IWRA projects help address key water challenges and priorities in both developing and developed countries for the sustainable management of this resource and the achievement of the 2030 Agenda and the SDGs. Current projects include: Smart Water Management, Water Quality and the Science & Policy Interface. IWRA Task Forces provide guidance to these projects through their global networks of experts.
Smart Water Management (SWM)
This joint-project between IWRA and K-water (the Korea Water Resources Corporation) aims to better the understanding and promote the benefits of SWM solutions around the world.
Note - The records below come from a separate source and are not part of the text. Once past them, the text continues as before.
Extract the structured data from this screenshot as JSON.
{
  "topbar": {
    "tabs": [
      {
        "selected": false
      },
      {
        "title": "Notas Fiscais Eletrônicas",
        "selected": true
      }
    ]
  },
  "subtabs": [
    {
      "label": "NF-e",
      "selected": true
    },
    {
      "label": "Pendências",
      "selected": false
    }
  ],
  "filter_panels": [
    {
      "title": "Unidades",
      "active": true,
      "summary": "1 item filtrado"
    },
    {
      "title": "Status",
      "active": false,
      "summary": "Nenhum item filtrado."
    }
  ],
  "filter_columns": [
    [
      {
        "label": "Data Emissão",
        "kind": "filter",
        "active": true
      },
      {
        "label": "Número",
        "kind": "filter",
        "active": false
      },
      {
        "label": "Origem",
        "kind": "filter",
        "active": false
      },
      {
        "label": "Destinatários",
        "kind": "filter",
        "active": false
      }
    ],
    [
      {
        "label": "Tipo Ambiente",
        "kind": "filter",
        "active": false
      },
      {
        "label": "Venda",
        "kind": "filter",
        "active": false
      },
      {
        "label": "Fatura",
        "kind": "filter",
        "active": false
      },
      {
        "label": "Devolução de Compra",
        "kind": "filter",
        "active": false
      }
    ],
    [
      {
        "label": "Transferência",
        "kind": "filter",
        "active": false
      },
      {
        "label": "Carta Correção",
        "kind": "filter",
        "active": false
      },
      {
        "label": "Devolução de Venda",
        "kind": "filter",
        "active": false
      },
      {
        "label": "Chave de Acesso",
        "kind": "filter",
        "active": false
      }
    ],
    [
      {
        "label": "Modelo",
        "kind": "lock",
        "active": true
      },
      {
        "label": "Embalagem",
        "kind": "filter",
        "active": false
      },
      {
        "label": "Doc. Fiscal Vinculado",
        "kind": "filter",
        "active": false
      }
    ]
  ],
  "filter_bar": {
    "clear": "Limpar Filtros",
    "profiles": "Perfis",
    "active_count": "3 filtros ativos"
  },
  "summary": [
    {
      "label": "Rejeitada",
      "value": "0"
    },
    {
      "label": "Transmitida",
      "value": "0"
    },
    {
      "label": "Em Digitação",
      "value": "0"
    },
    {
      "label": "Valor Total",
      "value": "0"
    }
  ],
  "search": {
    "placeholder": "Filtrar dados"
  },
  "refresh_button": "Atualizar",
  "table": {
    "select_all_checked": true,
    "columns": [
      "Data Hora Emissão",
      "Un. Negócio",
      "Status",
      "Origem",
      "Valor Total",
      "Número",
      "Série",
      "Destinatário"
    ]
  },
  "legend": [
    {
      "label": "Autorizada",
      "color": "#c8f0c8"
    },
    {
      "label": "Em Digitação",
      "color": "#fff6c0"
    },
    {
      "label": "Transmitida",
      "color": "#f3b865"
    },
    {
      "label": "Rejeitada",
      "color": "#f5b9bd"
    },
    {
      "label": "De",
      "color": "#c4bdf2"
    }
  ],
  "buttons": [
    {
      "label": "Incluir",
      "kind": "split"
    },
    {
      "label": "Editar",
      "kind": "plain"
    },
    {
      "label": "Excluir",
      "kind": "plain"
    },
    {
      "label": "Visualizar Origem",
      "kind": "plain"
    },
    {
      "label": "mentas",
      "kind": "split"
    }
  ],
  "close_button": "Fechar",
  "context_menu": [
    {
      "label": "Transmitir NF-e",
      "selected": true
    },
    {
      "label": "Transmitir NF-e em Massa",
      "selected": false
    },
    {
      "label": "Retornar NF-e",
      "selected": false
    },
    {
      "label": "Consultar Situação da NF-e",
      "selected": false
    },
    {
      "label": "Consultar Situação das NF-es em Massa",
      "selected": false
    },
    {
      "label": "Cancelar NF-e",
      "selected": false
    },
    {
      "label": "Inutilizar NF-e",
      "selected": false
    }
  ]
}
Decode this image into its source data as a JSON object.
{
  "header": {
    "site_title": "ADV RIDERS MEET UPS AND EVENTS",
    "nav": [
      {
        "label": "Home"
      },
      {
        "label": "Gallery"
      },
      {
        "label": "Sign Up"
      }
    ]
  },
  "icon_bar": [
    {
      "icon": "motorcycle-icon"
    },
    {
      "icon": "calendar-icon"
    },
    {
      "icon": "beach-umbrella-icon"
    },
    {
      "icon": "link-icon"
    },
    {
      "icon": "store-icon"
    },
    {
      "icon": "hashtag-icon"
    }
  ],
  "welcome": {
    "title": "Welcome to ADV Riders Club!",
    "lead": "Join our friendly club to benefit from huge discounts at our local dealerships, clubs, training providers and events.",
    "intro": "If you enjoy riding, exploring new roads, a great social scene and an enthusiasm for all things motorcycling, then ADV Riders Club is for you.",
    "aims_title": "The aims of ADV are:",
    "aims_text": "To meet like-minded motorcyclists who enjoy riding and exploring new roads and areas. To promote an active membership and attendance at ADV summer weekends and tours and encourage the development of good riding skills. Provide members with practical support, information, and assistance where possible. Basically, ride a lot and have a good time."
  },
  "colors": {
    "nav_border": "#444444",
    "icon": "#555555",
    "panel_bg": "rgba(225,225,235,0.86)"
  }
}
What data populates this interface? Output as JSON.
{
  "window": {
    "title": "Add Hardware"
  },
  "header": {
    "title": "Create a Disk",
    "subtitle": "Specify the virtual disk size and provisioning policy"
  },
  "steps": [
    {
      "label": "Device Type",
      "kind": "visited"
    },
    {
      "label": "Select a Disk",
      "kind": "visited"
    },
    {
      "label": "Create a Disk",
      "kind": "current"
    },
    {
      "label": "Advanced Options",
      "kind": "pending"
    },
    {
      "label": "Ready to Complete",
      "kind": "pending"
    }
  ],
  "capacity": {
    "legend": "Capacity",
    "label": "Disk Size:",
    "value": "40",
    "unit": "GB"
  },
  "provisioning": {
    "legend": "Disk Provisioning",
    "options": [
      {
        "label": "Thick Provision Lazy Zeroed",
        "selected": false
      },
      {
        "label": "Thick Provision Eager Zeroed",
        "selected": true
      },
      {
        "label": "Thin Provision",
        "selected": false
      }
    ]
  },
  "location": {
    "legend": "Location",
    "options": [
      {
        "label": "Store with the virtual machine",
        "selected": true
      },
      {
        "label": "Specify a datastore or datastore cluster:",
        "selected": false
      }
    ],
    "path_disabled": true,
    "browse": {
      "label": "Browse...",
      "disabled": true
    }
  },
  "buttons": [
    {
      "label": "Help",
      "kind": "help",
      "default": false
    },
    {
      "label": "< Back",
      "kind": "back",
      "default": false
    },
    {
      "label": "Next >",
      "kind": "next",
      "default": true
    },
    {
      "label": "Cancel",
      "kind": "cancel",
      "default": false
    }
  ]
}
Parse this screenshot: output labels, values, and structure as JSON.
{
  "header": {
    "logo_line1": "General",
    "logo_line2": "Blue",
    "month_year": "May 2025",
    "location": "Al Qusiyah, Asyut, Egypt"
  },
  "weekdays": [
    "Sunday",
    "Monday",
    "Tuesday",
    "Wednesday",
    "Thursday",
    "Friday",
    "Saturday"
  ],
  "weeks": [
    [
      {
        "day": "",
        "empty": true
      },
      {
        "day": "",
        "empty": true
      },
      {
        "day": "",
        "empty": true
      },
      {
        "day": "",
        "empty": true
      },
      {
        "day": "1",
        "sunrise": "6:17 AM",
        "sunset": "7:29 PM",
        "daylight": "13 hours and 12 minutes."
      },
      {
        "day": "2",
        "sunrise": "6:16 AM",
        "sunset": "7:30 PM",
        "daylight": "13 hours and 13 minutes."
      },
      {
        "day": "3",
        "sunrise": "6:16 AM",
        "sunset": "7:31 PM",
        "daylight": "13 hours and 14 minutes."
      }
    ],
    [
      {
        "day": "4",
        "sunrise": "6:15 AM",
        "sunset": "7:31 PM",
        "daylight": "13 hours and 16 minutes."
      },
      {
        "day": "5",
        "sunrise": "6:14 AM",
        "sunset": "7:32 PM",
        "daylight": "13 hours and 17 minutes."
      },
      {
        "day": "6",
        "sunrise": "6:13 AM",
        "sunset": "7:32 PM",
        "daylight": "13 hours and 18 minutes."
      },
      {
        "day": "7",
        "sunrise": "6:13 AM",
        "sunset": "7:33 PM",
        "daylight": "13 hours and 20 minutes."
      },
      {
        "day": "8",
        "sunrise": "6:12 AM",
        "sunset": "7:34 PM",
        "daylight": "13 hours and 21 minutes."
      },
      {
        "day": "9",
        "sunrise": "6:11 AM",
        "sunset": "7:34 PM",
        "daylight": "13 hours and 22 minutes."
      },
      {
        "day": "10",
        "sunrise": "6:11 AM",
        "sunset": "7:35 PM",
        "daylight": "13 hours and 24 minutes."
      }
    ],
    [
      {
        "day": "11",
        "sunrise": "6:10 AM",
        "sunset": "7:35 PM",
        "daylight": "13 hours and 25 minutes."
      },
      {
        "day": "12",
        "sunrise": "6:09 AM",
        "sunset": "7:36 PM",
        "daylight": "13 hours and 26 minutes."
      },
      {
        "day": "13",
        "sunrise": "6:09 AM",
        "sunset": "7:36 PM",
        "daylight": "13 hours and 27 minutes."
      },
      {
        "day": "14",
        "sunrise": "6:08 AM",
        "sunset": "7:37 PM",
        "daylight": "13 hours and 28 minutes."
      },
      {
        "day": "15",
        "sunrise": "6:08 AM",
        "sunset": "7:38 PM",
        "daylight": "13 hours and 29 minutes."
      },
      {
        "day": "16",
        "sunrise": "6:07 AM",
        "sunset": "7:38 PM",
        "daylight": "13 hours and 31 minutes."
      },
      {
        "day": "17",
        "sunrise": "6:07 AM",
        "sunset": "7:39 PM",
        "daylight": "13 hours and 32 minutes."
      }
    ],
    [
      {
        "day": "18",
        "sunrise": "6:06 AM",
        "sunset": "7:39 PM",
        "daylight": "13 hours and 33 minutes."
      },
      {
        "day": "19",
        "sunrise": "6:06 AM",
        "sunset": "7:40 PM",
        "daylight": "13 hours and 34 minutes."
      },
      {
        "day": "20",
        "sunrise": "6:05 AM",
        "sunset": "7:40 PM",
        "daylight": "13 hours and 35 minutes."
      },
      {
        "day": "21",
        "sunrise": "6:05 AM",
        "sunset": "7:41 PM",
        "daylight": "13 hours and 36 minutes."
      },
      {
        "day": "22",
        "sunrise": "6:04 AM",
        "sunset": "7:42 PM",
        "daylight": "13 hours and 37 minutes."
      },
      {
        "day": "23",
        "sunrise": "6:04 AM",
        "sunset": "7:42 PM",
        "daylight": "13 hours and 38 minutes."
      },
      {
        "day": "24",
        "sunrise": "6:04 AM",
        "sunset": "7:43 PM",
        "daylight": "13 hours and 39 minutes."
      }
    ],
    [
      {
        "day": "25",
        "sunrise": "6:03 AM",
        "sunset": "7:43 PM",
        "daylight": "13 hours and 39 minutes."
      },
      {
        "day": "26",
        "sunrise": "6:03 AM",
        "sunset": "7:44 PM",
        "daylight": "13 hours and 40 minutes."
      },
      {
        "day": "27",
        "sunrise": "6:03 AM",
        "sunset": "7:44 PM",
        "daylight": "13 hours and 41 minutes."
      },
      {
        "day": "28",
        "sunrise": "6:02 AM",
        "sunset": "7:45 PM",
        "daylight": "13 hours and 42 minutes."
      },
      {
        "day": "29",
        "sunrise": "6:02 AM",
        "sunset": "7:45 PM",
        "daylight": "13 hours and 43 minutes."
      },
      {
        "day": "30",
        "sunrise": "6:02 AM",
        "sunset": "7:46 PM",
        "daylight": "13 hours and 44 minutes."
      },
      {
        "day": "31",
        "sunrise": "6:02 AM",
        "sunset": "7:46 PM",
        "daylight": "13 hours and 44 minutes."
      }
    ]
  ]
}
Its major outcome, the Smart Water Management Case Studies Report, has been published to enhance knowledge sharing and gain insights from exemplary SWM projects.
With a long history of projects focusing on the quality of water resources, IWRA has vast expertise in this subject, partnering with major international water institutions and organisations. As a key thematic area of its Strategic Priorities & Actions for 2016-2018, IWRA has set a programme of work including the publication of its report on “Developing a Global Compendium on Water Quality Guidelines for Different Uses”, as well as to promote the smarter use of water through the provision of expert networks and tools.
IWRA recognizes ongoing global water security issues as a major challenge, and addresses them in the context of the Sustainable Development Goals in close collaboration with international organisations and key partners. With a new dedicated task force, this project will focus to document relevant research on water security issues together with UNESCO and i-WSSM Centrer, which annually co-publish the Global Water Security Issues (GWSI) Paper Series. IWRA and its task force are assisting with the GWSI Paper Series publication.
Science-Policy Interface (SPI)
SPI lies at the heart of much of the work that IWRA does. IWRA promotes effective SPI to build and sustain robust institutions and networks, encouraging and supporting communication between researchers and policymakers. To this end, IWRA has worked together with the Office International de l’Eau (OIEau) conducting mapping exercises to better understand the current institutional SPI landscape in the climate change and water sectors, organised its successful XVI World Water Congress on “Bridging Science and Policy” and is working to create a dedicated centralised SPI networking platform.
More information on this project available, shortly.